Professors at Brigham Young University say they have designed a new way to think about customer service.
Seemingly, everyone has a story in which a company has let them down. A woman at University Mall says employees at a store didn't treat her well when she had to return something.
"They said to bring it back, and we brought it back, and they weren't even apologetic or anything," she said.
"What would have been more important to you; the fact that they gave you more money off, or did you actually want the ‘I'm sorry?'" I asked.
"The ‘I'm sorry,'" she said.
One man basically just wants the problem fixed, no more, no less.
"What do I want them to do? Maybe just let me return it," he said.
Another woman says if a store messes up, she wants to know how they'll go out of their way to make her happy again.
"Offer to help me fix the problem instead of letting me go and look for something else," she said.
Professors at BYU say these three people represent the three different kinds of angry client.
BYU Marriott School of Management Assistant Professor Glenn Christensen said, "We originally set out to get a deeper look at consumers' recovery expectations. When I say recovery, I mean what do consumers expect companies to do to make things right after things go badly?"
Christensen says what they found defied current business logic. He says companies can't treat all angry customers in the same way. For example, "the utilitarians," as he calls them, just want the problem to be solved.
"For them, saying you're sorry was actually a negative thing because it felt like they were trying to buy them off with emotion," Christensen explained.

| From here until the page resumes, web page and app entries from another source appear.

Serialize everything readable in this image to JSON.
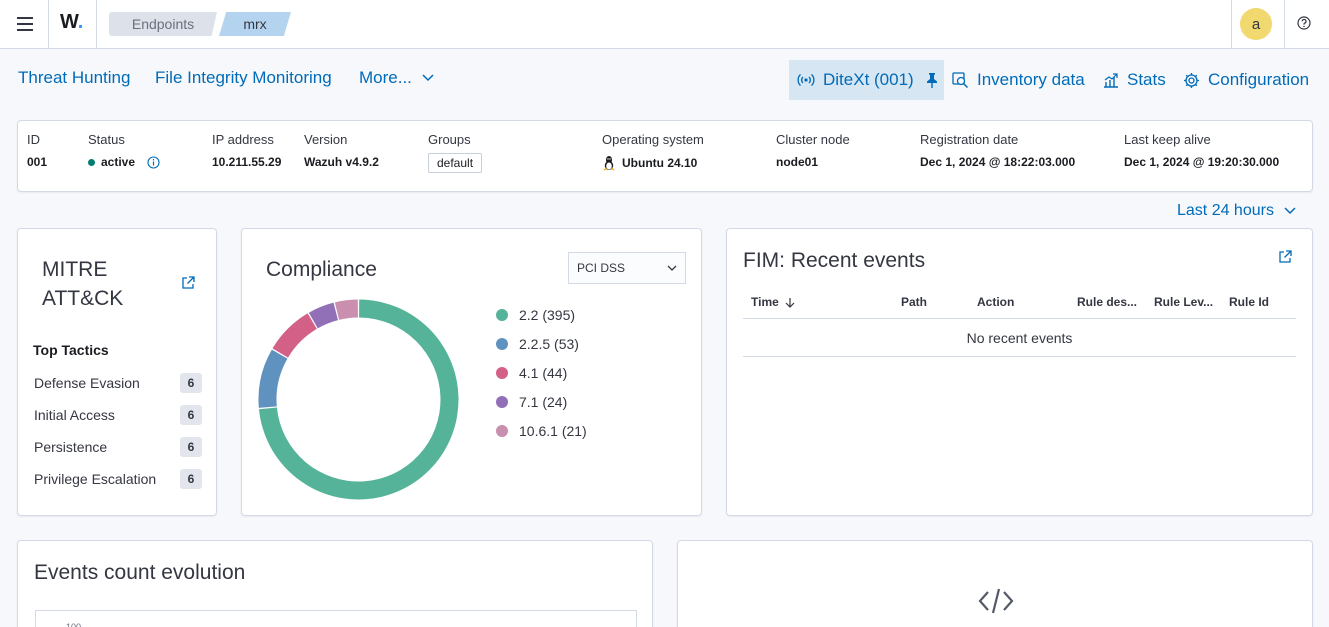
{
  "header": {
    "logo_text": "W",
    "breadcrumbs": [
      "Endpoints",
      "mrx"
    ],
    "avatar_letter": "a"
  },
  "nav": {
    "left": [
      "Threat Hunting",
      "File Integrity Monitoring",
      "More..."
    ],
    "agent_button": "DiteXt (001)",
    "right": [
      "Inventory data",
      "Stats",
      "Configuration"
    ]
  },
  "agent_info": {
    "id_label": "ID",
    "id": "001",
    "status_label": "Status",
    "status": "active",
    "ip_label": "IP address",
    "ip": "10.211.55.29",
    "version_label": "Version",
    "version": "Wazuh v4.9.2",
    "groups_label": "Groups",
    "group": "default",
    "os_label": "Operating system",
    "os": "Ubuntu 24.10",
    "cluster_label": "Cluster node",
    "cluster": "node01",
    "reg_label": "Registration date",
    "reg": "Dec 1, 2024 @ 18:22:03.000",
    "keepalive_label": "Last keep alive",
    "keepalive": "Dec 1, 2024 @ 19:20:30.000"
  },
  "time_range": "Last 24 hours",
  "mitre": {
    "title_line1": "MITRE",
    "title_line2": "ATT&CK",
    "subtitle": "Top Tactics",
    "tactics": [
      {
        "name": "Defense Evasion",
        "count": "6"
      },
      {
        "name": "Initial Access",
        "count": "6"
      },
      {
        "name": "Persistence",
        "count": "6"
      },
      {
        "name": "Privilege Escalation",
        "count": "6"
      }
    ]
  },
  "compliance": {
    "title": "Compliance",
    "selected": "PCI DSS"
  },
  "chart_data": {
    "type": "pie",
    "categories": [
      "2.2",
      "2.2.5",
      "4.1",
      "7.1",
      "10.6.1"
    ],
    "values": [
      395,
      53,
      44,
      24,
      21
    ],
    "legend": [
      "2.2 (395)",
      "2.2.5 (53)",
      "4.1 (44)",
      "7.1 (24)",
      "10.6.1 (21)"
    ],
    "colors": [
      "#54b399",
      "#6092c0",
      "#d36086",
      "#9170b8",
      "#ca8eae"
    ],
    "donut": true,
    "legend_position": "right"
  },
  "fim": {
    "title": "FIM: Recent events",
    "columns": [
      "Time",
      "Path",
      "Action",
      "Rule des...",
      "Rule Lev...",
      "Rule Id"
    ],
    "empty": "No recent events"
  },
  "events": {
    "title": "Events count evolution",
    "axis_tick": "100"
  },
  "colors": {
    "link": "#006bb8",
    "active": "#017d73",
    "agent_bg": "#d6e6f3"
  }
}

Then, he says, there are "the oppositionals," who see themselves as fighting against the large company that wronged them.
"Because they feel so small in an uneven relationship, it's about control," he said.

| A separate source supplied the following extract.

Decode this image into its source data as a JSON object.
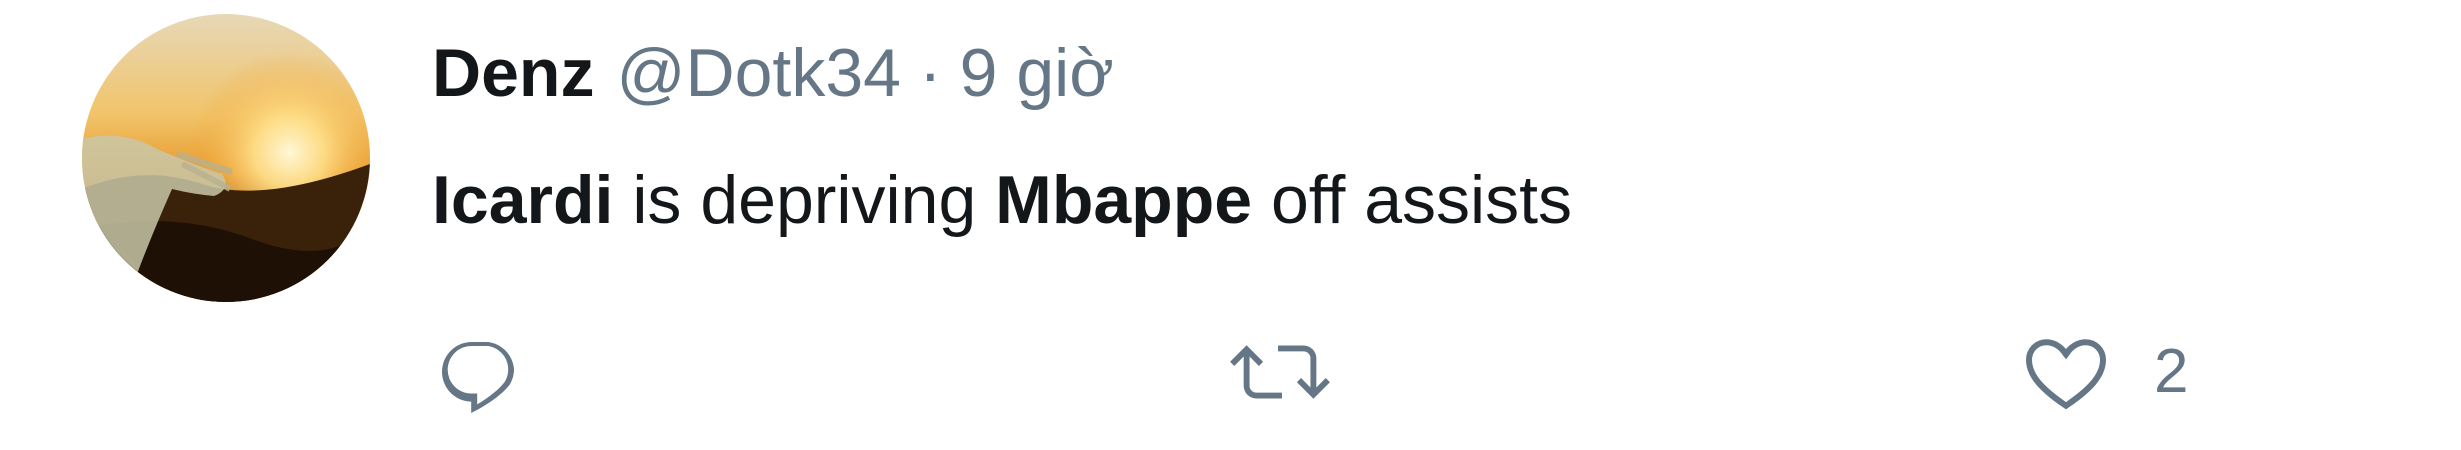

He says you might have to throw in something extra to make those people happy. Then there are "the relationals." They see their relationship with a company as almost personal. Christensen says some people in this group may blame themselves when a company wrongs them. He used the example of one woman who went to a store to find out they closed earlier than expected.

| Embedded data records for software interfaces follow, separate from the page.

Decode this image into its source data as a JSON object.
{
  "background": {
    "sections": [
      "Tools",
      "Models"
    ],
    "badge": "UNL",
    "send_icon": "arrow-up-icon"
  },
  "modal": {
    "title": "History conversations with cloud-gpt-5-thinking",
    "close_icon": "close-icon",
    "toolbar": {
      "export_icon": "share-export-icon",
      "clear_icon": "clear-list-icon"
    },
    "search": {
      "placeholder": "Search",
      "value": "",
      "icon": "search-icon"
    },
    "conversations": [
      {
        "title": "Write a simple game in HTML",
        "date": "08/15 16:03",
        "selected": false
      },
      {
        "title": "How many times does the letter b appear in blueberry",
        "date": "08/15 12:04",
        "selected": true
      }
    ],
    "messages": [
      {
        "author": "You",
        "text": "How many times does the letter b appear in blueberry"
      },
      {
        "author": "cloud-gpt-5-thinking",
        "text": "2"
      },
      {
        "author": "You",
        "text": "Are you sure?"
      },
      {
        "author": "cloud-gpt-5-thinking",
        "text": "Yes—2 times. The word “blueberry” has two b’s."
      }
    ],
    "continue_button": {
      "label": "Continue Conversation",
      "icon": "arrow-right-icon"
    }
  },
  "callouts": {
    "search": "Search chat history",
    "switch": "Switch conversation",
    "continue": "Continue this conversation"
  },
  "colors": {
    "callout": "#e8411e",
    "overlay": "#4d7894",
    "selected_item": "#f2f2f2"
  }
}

"When she's relating it she says, ‘If only I would have organized my time and got there at 8:30, it would have been fine,'" Christensen said.
"It sounds like she needs consumer therapy," I said.
"It's possible," he conceded.
Christensen says these people are looking for the apology.